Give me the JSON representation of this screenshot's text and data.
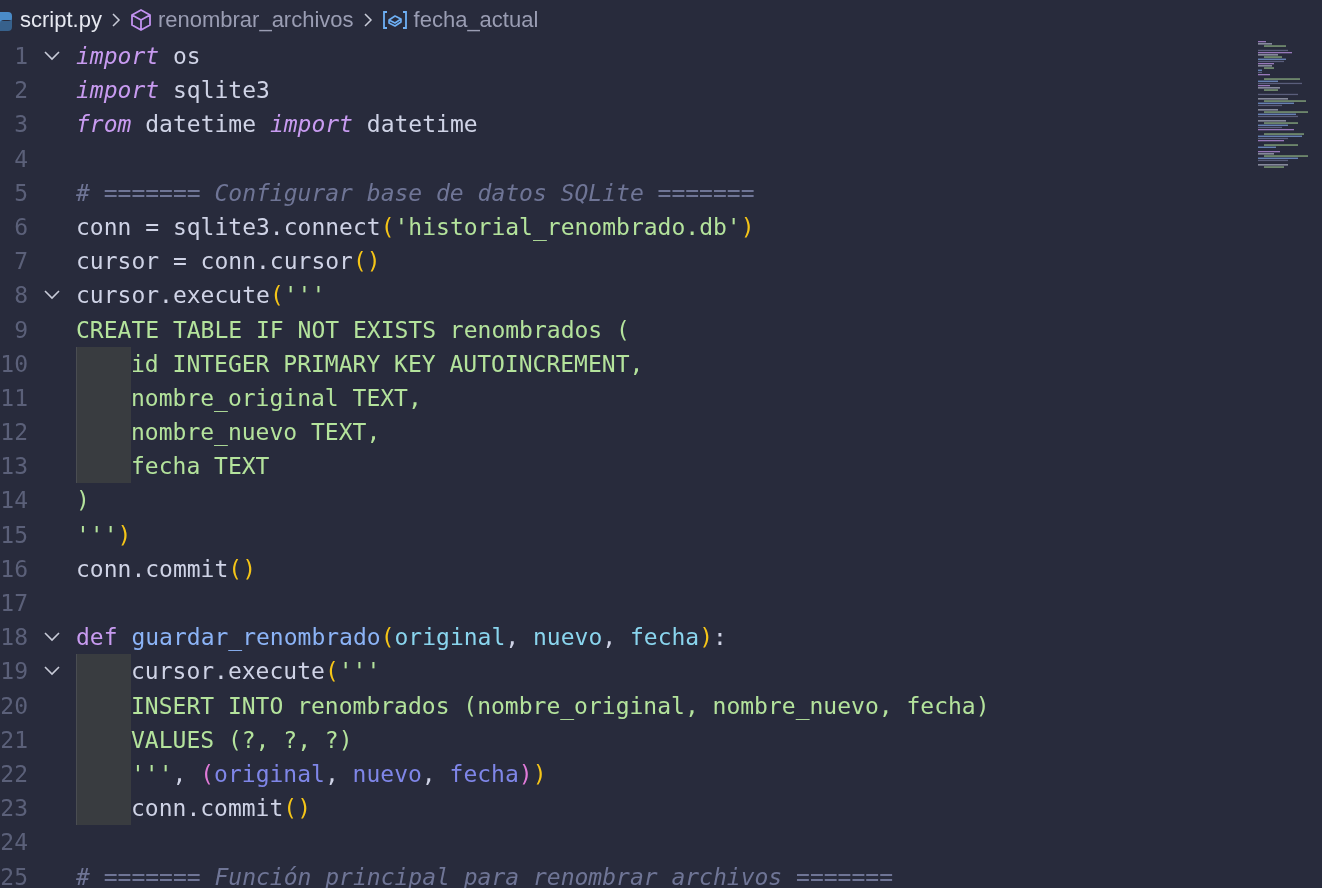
{
  "breadcrumb": [
    {
      "kind": "file",
      "label": "script.py"
    },
    {
      "kind": "module",
      "label": "renombrar_archivos"
    },
    {
      "kind": "variable",
      "label": "fecha_actual"
    }
  ],
  "lines": [
    {
      "number": "1",
      "expanded": true,
      "tokens": [
        {
          "kind": "kw",
          "text": "import"
        },
        {
          "kind": "plain",
          "text": " os"
        }
      ]
    },
    {
      "number": "2",
      "tokens": [
        {
          "kind": "kw",
          "text": "import"
        },
        {
          "kind": "plain",
          "text": " sqlite3"
        }
      ]
    },
    {
      "number": "3",
      "tokens": [
        {
          "kind": "kw",
          "text": "from"
        },
        {
          "kind": "plain",
          "text": " datetime "
        },
        {
          "kind": "kw",
          "text": "import"
        },
        {
          "kind": "plain",
          "text": " datetime"
        }
      ]
    },
    {
      "number": "4"
    },
    {
      "number": "5",
      "tokens": [
        {
          "kind": "cmt",
          "text": "# ======= Configurar base de datos SQLite ======="
        }
      ]
    },
    {
      "number": "6",
      "tokens": [
        {
          "kind": "plain",
          "text": "conn = sqlite3.connect"
        },
        {
          "kind": "br1",
          "text": "("
        },
        {
          "kind": "str",
          "text": "'historial_renombrado.db'"
        },
        {
          "kind": "br1",
          "text": ")"
        }
      ]
    },
    {
      "number": "7",
      "tokens": [
        {
          "kind": "plain",
          "text": "cursor = conn.cursor"
        },
        {
          "kind": "br1",
          "text": "()"
        }
      ]
    },
    {
      "number": "8",
      "expanded": true,
      "tokens": [
        {
          "kind": "plain",
          "text": "cursor.execute"
        },
        {
          "kind": "br1",
          "text": "("
        },
        {
          "kind": "str",
          "text": "'''"
        }
      ]
    },
    {
      "number": "9",
      "tokens": [
        {
          "kind": "str",
          "text": "CREATE TABLE IF NOT EXISTS renombrados ("
        }
      ]
    },
    {
      "number": "10",
      "indented": true,
      "tokens": [
        {
          "kind": "str",
          "text": "id INTEGER PRIMARY KEY AUTOINCREMENT,"
        }
      ]
    },
    {
      "number": "11",
      "indented": true,
      "tokens": [
        {
          "kind": "str",
          "text": "nombre_original TEXT,"
        }
      ]
    },
    {
      "number": "12",
      "indented": true,
      "tokens": [
        {
          "kind": "str",
          "text": "nombre_nuevo TEXT,"
        }
      ]
    },
    {
      "number": "13",
      "indented": true,
      "tokens": [
        {
          "kind": "str",
          "text": "fecha TEXT"
        }
      ]
    },
    {
      "number": "14",
      "tokens": [
        {
          "kind": "str",
          "text": ")"
        }
      ]
    },
    {
      "number": "15",
      "tokens": [
        {
          "kind": "str",
          "text": "'''"
        },
        {
          "kind": "br1",
          "text": ")"
        }
      ]
    },
    {
      "number": "16",
      "tokens": [
        {
          "kind": "plain",
          "text": "conn.commit"
        },
        {
          "kind": "br1",
          "text": "()"
        }
      ]
    },
    {
      "number": "17"
    },
    {
      "number": "18",
      "expanded": true,
      "tokens": [
        {
          "kind": "def",
          "text": "def"
        },
        {
          "kind": "fn",
          "text": " guardar_renombrado"
        },
        {
          "kind": "br1",
          "text": "("
        },
        {
          "kind": "param",
          "text": "original"
        },
        {
          "kind": "plain",
          "text": ", "
        },
        {
          "kind": "param",
          "text": "nuevo"
        },
        {
          "kind": "plain",
          "text": ", "
        },
        {
          "kind": "param",
          "text": "fecha"
        },
        {
          "kind": "br1",
          "text": ")"
        },
        {
          "kind": "plain",
          "text": ":"
        }
      ]
    },
    {
      "number": "19",
      "expanded": true,
      "indented": true,
      "tokens": [
        {
          "kind": "plain",
          "text": "cursor.execute"
        },
        {
          "kind": "br1",
          "text": "("
        },
        {
          "kind": "str",
          "text": "'''"
        }
      ]
    },
    {
      "number": "20",
      "indented": true,
      "tokens": [
        {
          "kind": "str",
          "text": "INSERT INTO renombrados (nombre_original, nombre_nuevo, fecha)"
        }
      ]
    },
    {
      "number": "21",
      "indented": true,
      "tokens": [
        {
          "kind": "str",
          "text": "VALUES (?, ?, ?)"
        }
      ]
    },
    {
      "number": "22",
      "indented": true,
      "tokens": [
        {
          "kind": "str",
          "text": "'''"
        },
        {
          "kind": "plain",
          "text": ", "
        },
        {
          "kind": "br2",
          "text": "("
        },
        {
          "kind": "var",
          "text": "original"
        },
        {
          "kind": "plain",
          "text": ", "
        },
        {
          "kind": "var",
          "text": "nuevo"
        },
        {
          "kind": "plain",
          "text": ", "
        },
        {
          "kind": "var",
          "text": "fecha"
        },
        {
          "kind": "br2",
          "text": ")"
        },
        {
          "kind": "br1",
          "text": ")"
        }
      ]
    },
    {
      "number": "23",
      "indented": true,
      "tokens": [
        {
          "kind": "plain",
          "text": "conn.commit"
        },
        {
          "kind": "br1",
          "text": "()"
        }
      ]
    },
    {
      "number": "24"
    },
    {
      "number": "25",
      "tokens": [
        {
          "kind": "cmt",
          "text": "# ======= Función principal para renombrar archivos ======="
        }
      ]
    }
  ]
}
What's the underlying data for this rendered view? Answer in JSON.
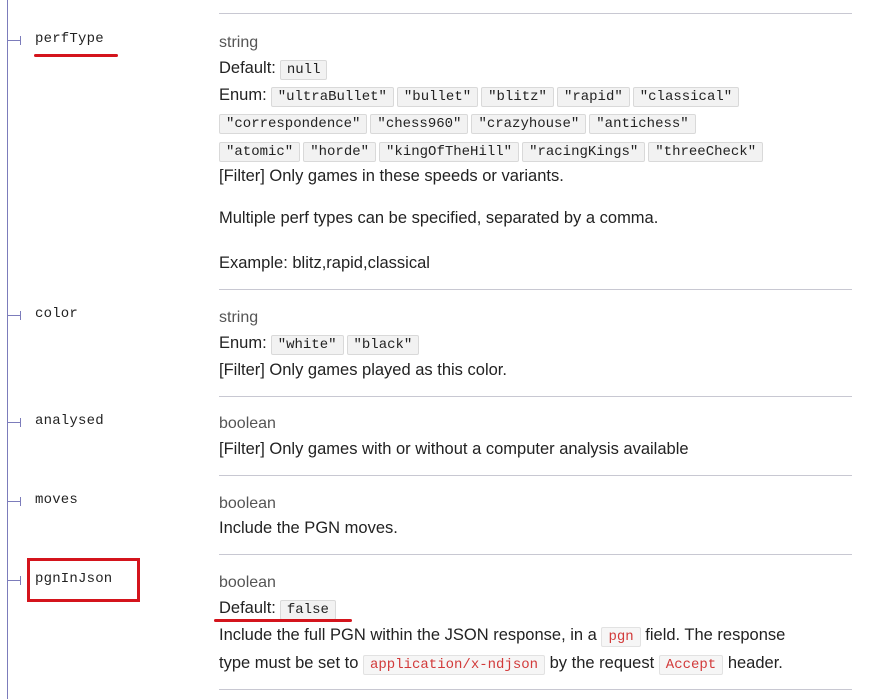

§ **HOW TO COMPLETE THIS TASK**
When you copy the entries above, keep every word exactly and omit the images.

§ **WRITTEN RESPONSE**
Give me the JSON representation of this screenshot's text and data.
{
  "breadcrumb": [
    {
      "kind": "file",
      "label": "script.py"
    },
    {
      "kind": "module",
      "label": "renombrar_archivos"
    },
    {
      "kind": "variable",
      "label": "fecha_actual"
    }
  ],
  "lines": [
    {
      "number": "1",
      "expanded": true,
      "tokens": [
        {
          "kind": "kw",
          "text": "import"
        },
        {
          "kind": "plain",
          "text": " os"
        }
      ]
    },
    {
      "number": "2",
      "tokens": [
        {
          "kind": "kw",
          "text": "import"
        },
        {
          "kind": "plain",
          "text": " sqlite3"
        }
      ]
    },
    {
      "number": "3",
      "tokens": [
        {
          "kind": "kw",
          "text": "from"
        },
        {
          "kind": "plain",
          "text": " datetime "
        },
        {
          "kind": "kw",
          "text": "import"
        },
        {
          "kind": "plain",
          "text": " datetime"
        }
      ]
    },
    {
      "number": "4"
    },
    {
      "number": "5",
      "tokens": [
        {
          "kind": "cmt",
          "text": "# ======= Configurar base de datos SQLite ======="
        }
      ]
    },
    {
      "number": "6",
      "tokens": [
        {
          "kind": "plain",
          "text": "conn = sqlite3.connect"
        },
        {
          "kind": "br1",
          "text": "("
        },
        {
          "kind": "str",
          "text": "'historial_renombrado.db'"
        },
        {
          "kind": "br1",
          "text": ")"
        }
      ]
    },
    {
      "number": "7",
      "tokens": [
        {
          "kind": "plain",
          "text": "cursor = conn.cursor"
        },
        {
          "kind": "br1",
          "text": "()"
        }
      ]
    },
    {
      "number": "8",
      "expanded": true,
      "tokens": [
        {
          "kind": "plain",
          "text": "cursor.execute"
        },
        {
          "kind": "br1",
          "text": "("
        },
        {
          "kind": "str",
          "text": "'''"
        }
      ]
    },
    {
      "number": "9",
      "tokens": [
        {
          "kind": "str",
          "text": "CREATE TABLE IF NOT EXISTS renombrados ("
        }
      ]
    },
    {
      "number": "10",
      "indented": true,
      "tokens": [
        {
          "kind": "str",
          "text": "id INTEGER PRIMARY KEY AUTOINCREMENT,"
        }
      ]
    },
    {
      "number": "11",
      "indented": true,
      "tokens": [
        {
          "kind": "str",
          "text": "nombre_original TEXT,"
        }
      ]
    },
    {
      "number": "12",
      "indented": true,
      "tokens": [
        {
          "kind": "str",
          "text": "nombre_nuevo TEXT,"
        }
      ]
    },
    {
      "number": "13",
      "indented": true,
      "tokens": [
        {
          "kind": "str",
          "text": "fecha TEXT"
        }
      ]
    },
    {
      "number": "14",
      "tokens": [
        {
          "kind": "str",
          "text": ")"
        }
      ]
    },
    {
      "number": "15",
      "tokens": [
        {
          "kind": "str",
          "text": "'''"
        },
        {
          "kind": "br1",
          "text": ")"
        }
      ]
    },
    {
      "number": "16",
      "tokens": [
        {
          "kind": "plain",
          "text": "conn.commit"
        },
        {
          "kind": "br1",
          "text": "()"
        }
      ]
    },
    {
      "number": "17"
    },
    {
      "number": "18",
      "expanded": true,
      "tokens": [
        {
          "kind": "def",
          "text": "def"
        },
        {
          "kind": "fn",
          "text": " guardar_renombrado"
        },
        {
          "kind": "br1",
          "text": "("
        },
        {
          "kind": "param",
          "text": "original"
        },
        {
          "kind": "plain",
          "text": ", "
        },
        {
          "kind": "param",
          "text": "nuevo"
        },
        {
          "kind": "plain",
          "text": ", "
        },
        {
          "kind": "param",
          "text": "fecha"
        },
        {
          "kind": "br1",
          "text": ")"
        },
        {
          "kind": "plain",
          "text": ":"
        }
      ]
    },
    {
      "number": "19",
      "expanded": true,
      "indented": true,
      "tokens": [
        {
          "kind": "plain",
          "text": "cursor.execute"
        },
        {
          "kind": "br1",
          "text": "("
        },
        {
          "kind": "str",
          "text": "'''"
        }
      ]
    },
    {
      "number": "20",
      "indented": true,
      "tokens": [
        {
          "kind": "str",
          "text": "INSERT INTO renombrados (nombre_original, nombre_nuevo, fecha)"
        }
      ]
    },
    {
      "number": "21",
      "indented": true,
      "tokens": [
        {
          "kind": "str",
          "text": "VALUES (?, ?, ?)"
        }
      ]
    },
    {
      "number": "22",
      "indented": true,
      "tokens": [
        {
          "kind": "str",
          "text": "'''"
        },
        {
          "kind": "plain",
          "text": ", "
        },
        {
          "kind": "br2",
          "text": "("
        },
        {
          "kind": "var",
          "text": "original"
        },
        {
          "kind": "plain",
          "text": ", "
        },
        {
          "kind": "var",
          "text": "nuevo"
        },
        {
          "kind": "plain",
          "text": ", "
        },
        {
          "kind": "var",
          "text": "fecha"
        },
        {
          "kind": "br2",
          "text": ")"
        },
        {
          "kind": "br1",
          "text": ")"
        }
      ]
    },
    {
      "number": "23",
      "indented": true,
      "tokens": [
        {
          "kind": "plain",
          "text": "conn.commit"
        },
        {
          "kind": "br1",
          "text": "()"
        }
      ]
    },
    {
      "number": "24"
    },
    {
      "number": "25",
      "tokens": [
        {
          "kind": "cmt",
          "text": "# ======= Función principal para renombrar archivos ======="
        }
      ]
    }
  ]
}
What's the underlying data for this rendered view? Answer in JSON.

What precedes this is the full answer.